The priest and writer devoted his life to people who don't easily fit in the idea of a mosaic by most standards, and they became his community in the latter years, a reflection of his lifelong devotion to peace and reconciliation.
On Friday, his devotional thought for the day, distributed by email by the business than handles his estate, had a timeless theme:
"The Mosaic That Shows Us the Face of God"
A mosaic consists of thousands of little stones. Some are blue, some are green, some are yellow, some are gold. When we bring our faces close to the mosaic, we can admire the beauty of each stone. But as we step back from it, we can see that all these little stones reveal to us a beautiful picture, telling a story none of these stones can tell by itself.
That is what our life in community is about. Each of us is like a little stone, but together we reveal the face of God to the world. Nobody can say: "I make God visible." But others who see us together can say: "They make God visible."
Community is where humility and glory touch.
"Bread for the Journey"
Nouwen understood that contemporary life has created the illusion that people are meant to be alone rather than formed and nurtured in community. Individualism is the force driving widespread estrangement, especially in the more affluent cultures like North America and Western Europe.
Elsewhere in "Bread for the Journey," he writes, "We are constantly made to believe that everything we think, say or do is our personal accomplishment, deserving individual attention. But as people who belong to the Communion of the Saints, we know that anything of spiritual value is not the result of individual accomplishments but the fruit of a communal life."
Even intentional secular communities understand that the power for good and creativity of individuals, though limited, is multiplied in concert with others of the same mind.
Nouwen, however, like many others, was focused on life in the context of Christian faith.
"Whatever we know about God and God's love ... is the knowledge that has come to us through the ages from the people of Israel and the prophets, from Jesus and the saints, and from all who have played roles in the formation of our hearts."
Thousands of people travel every year to Ravenna, Italy, to see the extraordinary mosaics from the 5th and 6th centuries of the Common Era. It is easy to spot a single gleaming tile that's gold or a vivid color, but it is impossible to see the whole, powerful picture without taking in the full sweep of magnificent works of art creating a theme and telling an important story.
All individual elements are important, but in Nouwen's words, most important is "the fruit of our communal life."
Paul the Apostle, in Ephesians 3, uses more vivid language to describe the experience in community:
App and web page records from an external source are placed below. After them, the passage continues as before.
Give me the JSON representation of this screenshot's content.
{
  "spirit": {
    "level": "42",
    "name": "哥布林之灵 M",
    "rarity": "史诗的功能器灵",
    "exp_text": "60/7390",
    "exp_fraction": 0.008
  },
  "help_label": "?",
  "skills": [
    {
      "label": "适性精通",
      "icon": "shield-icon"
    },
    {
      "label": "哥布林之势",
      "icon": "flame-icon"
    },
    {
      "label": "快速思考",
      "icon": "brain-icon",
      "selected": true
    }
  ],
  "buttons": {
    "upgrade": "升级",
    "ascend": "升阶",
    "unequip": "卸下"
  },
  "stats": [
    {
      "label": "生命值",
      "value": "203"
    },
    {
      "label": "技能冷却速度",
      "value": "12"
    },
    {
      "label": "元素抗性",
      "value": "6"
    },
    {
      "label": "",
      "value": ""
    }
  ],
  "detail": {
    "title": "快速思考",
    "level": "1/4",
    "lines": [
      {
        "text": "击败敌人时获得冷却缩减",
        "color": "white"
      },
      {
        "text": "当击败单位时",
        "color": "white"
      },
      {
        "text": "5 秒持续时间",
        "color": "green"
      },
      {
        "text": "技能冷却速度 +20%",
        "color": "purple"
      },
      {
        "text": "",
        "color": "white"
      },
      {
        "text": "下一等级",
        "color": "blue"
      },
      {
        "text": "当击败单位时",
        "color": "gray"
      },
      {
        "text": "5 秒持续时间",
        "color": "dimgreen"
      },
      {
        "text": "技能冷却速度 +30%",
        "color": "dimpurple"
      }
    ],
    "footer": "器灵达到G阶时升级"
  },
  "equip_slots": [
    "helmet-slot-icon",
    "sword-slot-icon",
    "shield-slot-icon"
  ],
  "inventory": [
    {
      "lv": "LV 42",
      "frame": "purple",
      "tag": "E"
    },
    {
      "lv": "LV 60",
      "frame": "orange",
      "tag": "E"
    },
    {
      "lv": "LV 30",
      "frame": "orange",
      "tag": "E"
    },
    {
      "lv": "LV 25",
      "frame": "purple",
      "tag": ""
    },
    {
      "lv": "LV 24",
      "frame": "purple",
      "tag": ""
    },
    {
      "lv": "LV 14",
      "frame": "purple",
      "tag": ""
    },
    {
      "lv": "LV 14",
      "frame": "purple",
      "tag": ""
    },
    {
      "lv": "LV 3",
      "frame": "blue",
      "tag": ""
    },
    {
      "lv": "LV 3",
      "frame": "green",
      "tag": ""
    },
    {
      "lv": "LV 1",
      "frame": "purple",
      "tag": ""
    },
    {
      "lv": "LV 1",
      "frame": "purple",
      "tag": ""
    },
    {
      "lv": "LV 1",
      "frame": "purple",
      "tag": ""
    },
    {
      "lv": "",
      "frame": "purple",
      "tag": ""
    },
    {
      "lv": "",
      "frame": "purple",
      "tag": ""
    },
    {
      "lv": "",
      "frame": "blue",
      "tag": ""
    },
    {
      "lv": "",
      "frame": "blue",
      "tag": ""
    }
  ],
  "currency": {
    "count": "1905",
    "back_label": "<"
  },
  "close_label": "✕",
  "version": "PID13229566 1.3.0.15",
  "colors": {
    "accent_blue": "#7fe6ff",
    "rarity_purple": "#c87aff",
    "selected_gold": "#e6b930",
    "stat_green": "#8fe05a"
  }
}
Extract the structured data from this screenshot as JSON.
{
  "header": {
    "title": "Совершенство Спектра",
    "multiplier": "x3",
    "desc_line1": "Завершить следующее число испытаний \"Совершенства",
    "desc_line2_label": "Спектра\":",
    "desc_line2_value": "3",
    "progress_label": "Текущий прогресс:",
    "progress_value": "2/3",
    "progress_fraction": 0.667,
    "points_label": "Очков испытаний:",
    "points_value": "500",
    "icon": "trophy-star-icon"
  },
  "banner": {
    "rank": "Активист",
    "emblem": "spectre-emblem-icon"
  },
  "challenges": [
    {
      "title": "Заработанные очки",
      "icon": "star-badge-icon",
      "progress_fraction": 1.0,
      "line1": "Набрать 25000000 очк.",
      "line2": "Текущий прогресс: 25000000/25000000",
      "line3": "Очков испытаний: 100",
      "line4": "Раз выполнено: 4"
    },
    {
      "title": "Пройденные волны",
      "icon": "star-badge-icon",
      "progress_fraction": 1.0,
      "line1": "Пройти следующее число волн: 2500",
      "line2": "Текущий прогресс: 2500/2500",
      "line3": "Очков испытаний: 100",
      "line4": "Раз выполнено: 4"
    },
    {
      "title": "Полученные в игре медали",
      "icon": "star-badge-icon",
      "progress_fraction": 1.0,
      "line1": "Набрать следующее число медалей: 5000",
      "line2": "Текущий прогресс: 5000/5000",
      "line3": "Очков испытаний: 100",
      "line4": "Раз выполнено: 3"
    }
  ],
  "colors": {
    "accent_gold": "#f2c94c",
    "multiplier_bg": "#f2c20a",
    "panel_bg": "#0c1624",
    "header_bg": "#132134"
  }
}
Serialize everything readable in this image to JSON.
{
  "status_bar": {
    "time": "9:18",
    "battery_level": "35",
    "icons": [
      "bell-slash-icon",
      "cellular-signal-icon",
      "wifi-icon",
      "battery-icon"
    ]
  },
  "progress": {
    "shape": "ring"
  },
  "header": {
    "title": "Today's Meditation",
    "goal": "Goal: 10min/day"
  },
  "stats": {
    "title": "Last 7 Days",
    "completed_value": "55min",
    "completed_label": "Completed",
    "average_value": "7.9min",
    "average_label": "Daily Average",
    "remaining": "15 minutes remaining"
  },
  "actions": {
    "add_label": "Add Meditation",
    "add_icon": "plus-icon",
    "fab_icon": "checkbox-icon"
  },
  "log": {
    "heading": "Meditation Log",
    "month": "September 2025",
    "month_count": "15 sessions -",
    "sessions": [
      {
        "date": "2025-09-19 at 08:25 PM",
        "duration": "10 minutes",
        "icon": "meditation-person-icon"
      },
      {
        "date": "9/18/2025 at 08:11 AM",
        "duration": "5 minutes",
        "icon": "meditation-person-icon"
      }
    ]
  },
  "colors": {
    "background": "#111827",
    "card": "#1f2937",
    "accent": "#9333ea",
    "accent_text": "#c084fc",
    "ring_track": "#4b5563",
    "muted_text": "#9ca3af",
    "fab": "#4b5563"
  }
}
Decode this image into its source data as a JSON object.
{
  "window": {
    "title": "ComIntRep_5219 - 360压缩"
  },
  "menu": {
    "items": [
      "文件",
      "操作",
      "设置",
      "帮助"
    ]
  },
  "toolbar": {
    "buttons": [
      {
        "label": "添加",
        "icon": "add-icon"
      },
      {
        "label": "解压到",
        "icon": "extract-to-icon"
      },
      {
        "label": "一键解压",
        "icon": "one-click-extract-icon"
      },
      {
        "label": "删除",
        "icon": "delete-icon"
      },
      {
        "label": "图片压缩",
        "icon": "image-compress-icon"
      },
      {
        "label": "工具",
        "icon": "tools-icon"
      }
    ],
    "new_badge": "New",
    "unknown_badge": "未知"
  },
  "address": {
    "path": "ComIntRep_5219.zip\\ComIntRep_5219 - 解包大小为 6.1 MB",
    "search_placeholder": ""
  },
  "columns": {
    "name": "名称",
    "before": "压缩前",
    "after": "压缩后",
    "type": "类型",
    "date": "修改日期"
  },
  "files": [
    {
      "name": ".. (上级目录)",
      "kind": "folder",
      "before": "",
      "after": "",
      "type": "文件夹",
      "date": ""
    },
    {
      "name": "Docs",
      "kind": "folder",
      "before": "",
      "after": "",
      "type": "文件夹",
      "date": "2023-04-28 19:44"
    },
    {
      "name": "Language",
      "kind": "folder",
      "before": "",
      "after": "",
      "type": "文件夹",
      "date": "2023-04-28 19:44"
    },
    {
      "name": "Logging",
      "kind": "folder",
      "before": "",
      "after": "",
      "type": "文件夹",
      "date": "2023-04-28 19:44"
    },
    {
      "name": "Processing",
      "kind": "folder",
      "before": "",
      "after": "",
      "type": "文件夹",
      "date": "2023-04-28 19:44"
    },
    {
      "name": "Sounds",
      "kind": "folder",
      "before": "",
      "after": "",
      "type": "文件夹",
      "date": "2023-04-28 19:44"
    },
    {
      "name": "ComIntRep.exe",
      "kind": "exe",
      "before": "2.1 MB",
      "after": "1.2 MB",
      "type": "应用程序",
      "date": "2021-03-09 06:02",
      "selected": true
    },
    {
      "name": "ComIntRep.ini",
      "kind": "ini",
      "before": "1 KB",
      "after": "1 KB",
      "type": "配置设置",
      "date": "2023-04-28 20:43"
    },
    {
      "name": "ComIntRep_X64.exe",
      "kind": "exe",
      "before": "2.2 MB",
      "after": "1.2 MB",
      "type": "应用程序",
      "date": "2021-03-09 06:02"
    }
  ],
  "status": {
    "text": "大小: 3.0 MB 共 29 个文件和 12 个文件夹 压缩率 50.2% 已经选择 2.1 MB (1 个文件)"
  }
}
"I ask him to strengthen you by his Spirit - not a brute strength but a glorious inner strength - that Christ will live in you as you open the door and invite him in. And I ask him that with both feet planted firmly on love, you'll be able to take in with all Christians the extravagant dimensions of Christ's love. Reach out and experience the breadth! Test its length! Plumb the depths! Rise to the heights! Live full lives, full in the fullness of God. God can do anything, you know - far more than you could ever imagine or guess or request in your wildest dreams! He does it not by pushing us around but by working within us, his Spirit deeply and gently within us." (The Common English Bible)